Scorpius is also special to me in that it contains the object responsible for pulling me into observational astronomy.  Once I found M7 in binoculars, that was it!  I still like looking at this object in binoculars, even from a light polluted sight.  Another thing about Scorpius, it is fairly east to make out the pattern of a scorpion, unlike most constellations where you need a lot of imagination (or a lot of beer) to make out the figure (a king out of a house?).

Enough rambling on, let’s get on with looking at these Herschell objects, and some of the spectacular objects that are missing from the lists.

Scorpius:

        NGC 6124 (16h25.6 -40 40)  This is a real nice open cluster in the SW part of Scorpius.  At 50X, it pretty much fills the entire field of view.  I saw it as large, condensed toward the middle, 2 levels of stars with some nice groupings in the middle.  When I observed this object, it was somewhat in the glow of Palo Verde, and I counted about 55 stars.

        NGC 6144 (16h27.3 -26 02)  This globular cluster is somewhat faint and somewhat small with possible elongation E/W.  There is not much concentration, mainly a granular haze with a bright star (probably a field star) on the west and no other stars resolved.

        NGC 6231 (16h54.0 -41 48) and neighbors.  I consider this “THE” open cluster visible from our latitude, I can only dream about what it looks like when it is high in the sky.  I consider this as extremely bright, pretty big, very rich, pretty condensed, and slightly elongated E/W. There are 5 levels of stars with a star count of 40 obvious ones in the central concentration, averted vision brings out more.  There is an interesting string of 4 stars in the middle that increase in magnitude as the string progresses, giving the effect of the string ‘sticking up’ out of the cluster.  I also observed this cluster on a night at Buckeye Hills that I rated 9/10 for seeing.  The cluster was only about 7 degrees above the horizon.  The stars were barely flickering!  While in this area, be sure and check out the neighbors, NGC 6242, NGC 6288, Harvard-12, and nebula IC-4628 (Sky Atlas 2000 shows an incorrect location and size for this nebula).

        NGC 6334 (17h20.6 -36 04).  This is a challenging nebula that has been called the Cat Paw nebula.  I was unable to see it without the UHC filter, but with the filter at 70x, I saw 4 sections of very faint nebulosity surrounding stars.  It is obvious how it got the name.

        NGC 6451 (17h50.7 -30 13)  Dog gon it! I forgot to put this open cluster on my observing list.  So here is the observation from OBSERVE The Herschel Objects (Ancient City Astronomy Club):  “Open cluster located in Sagittaruis, 6’ in size.  Large, few stars scattered in towards the central area, tightly grouped.  Faint stars within, intermediately rich. (8-inch Refl.)”  Although they call it as in Sagittarius, it is actually just in the boundary of Scorpius

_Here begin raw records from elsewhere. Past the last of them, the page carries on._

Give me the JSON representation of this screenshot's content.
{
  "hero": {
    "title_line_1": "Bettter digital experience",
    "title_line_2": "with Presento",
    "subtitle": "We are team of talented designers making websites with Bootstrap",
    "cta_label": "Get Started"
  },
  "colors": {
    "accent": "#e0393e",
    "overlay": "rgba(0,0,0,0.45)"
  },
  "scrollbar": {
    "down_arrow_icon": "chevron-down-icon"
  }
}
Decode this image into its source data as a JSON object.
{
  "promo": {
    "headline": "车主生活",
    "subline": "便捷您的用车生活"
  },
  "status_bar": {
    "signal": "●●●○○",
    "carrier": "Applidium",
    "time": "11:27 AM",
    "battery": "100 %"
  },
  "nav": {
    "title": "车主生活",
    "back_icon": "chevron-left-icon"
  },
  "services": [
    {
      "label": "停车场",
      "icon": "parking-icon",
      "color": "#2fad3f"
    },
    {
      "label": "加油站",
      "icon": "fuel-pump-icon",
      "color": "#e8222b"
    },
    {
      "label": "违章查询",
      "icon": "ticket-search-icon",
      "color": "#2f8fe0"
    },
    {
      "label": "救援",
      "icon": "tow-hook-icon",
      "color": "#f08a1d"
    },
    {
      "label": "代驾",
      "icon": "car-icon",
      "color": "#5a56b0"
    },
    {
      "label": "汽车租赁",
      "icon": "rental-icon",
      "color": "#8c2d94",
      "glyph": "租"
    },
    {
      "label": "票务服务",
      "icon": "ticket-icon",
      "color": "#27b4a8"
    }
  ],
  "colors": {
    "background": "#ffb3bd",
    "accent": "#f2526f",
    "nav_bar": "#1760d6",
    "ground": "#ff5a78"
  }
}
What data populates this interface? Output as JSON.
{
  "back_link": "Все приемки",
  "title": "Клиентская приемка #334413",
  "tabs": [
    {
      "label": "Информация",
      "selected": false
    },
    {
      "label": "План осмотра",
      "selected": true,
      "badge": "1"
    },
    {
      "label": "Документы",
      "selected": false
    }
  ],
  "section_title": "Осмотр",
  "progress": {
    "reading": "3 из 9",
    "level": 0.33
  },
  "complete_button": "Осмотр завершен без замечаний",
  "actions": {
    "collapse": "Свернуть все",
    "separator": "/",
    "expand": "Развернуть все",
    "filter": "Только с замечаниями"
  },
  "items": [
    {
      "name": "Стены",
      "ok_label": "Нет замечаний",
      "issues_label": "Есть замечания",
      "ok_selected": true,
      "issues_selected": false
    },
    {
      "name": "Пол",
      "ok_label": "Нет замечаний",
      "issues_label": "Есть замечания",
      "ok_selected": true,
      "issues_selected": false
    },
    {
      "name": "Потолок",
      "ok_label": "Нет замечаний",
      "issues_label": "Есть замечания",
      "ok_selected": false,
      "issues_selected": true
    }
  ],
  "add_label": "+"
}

Serpens:

        NGC 6118 (16h21.9 -02 17)  This galaxy is just S of a Mag 6 star which really interferes with the observation.  I saw it as very faint, pretty small, elongated NNE/SSW with some brightening toward the middle.  Keeping the star out of the field is essential for this object, averted vision doesn’t help at all.  I considered this as one of the hardest Herschell objects observed to date, and one of the bigger “duds”.

Libra:

        NGC 5897 (15h17.4 -21 01)  According to an early observation of mine, I saw this globular cluster as very large, faint, round, and a hint of resolution at 70X.  At 110X, about 10 stars come and go over the haze.
 

Herschell 400 Objects
(Scorpius) 6144, 6451, (Serpens) 6118, (Libra) 5897
SAC’s 110 Best of the NGC Objects
NONE!!!